### What this task involves
An exact reproduction of the data below is expected, free of images.

::: Given information

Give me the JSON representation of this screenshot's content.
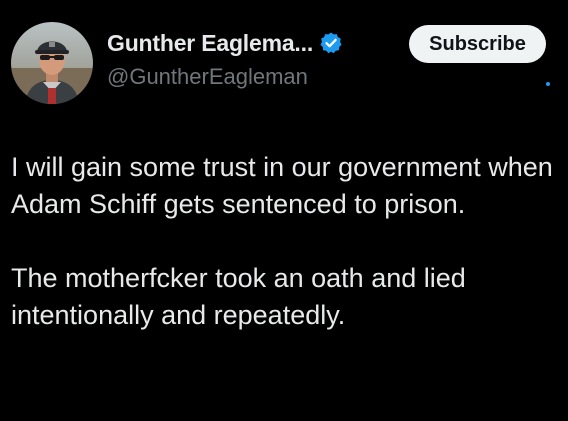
{
  "author": {
    "display_name": "Gunther Eaglema...",
    "handle": "@GuntherEagleman",
    "avatar_icon": "profile-photo-man-in-cap",
    "verified_icon": "verified-badge-icon",
    "verified_color": "#1d9bf0"
  },
  "actions": {
    "subscribe_label": "Subscribe"
  },
  "post": {
    "paragraphs": [
      "I will gain some trust in our government when Adam Schiff gets sentenced to prison.",
      "The motherfcker took an oath and lied intentionally and repeatedly."
    ]
  },
  "colors": {
    "background": "#000000",
    "text": "#e7e9ea",
    "secondary_text": "#71767b",
    "accent": "#1d9bf0"
  }
}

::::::

### Written solution
Give me the JSON representation of this screenshot's content.
{
  "author": {
    "display_name": "Gunther Eaglema...",
    "handle": "@GuntherEagleman",
    "avatar_icon": "profile-photo-man-in-cap",
    "verified_icon": "verified-badge-icon",
    "verified_color": "#1d9bf0"
  },
  "actions": {
    "subscribe_label": "Subscribe"
  },
  "post": {
    "paragraphs": [
      "I will gain some trust in our government when Adam Schiff gets sentenced to prison.",
      "The motherfcker took an oath and lied intentionally and repeatedly."
    ]
  },
  "colors": {
    "background": "#000000",
    "text": "#e7e9ea",
    "secondary_text": "#71767b",
    "accent": "#1d9bf0"
  }
}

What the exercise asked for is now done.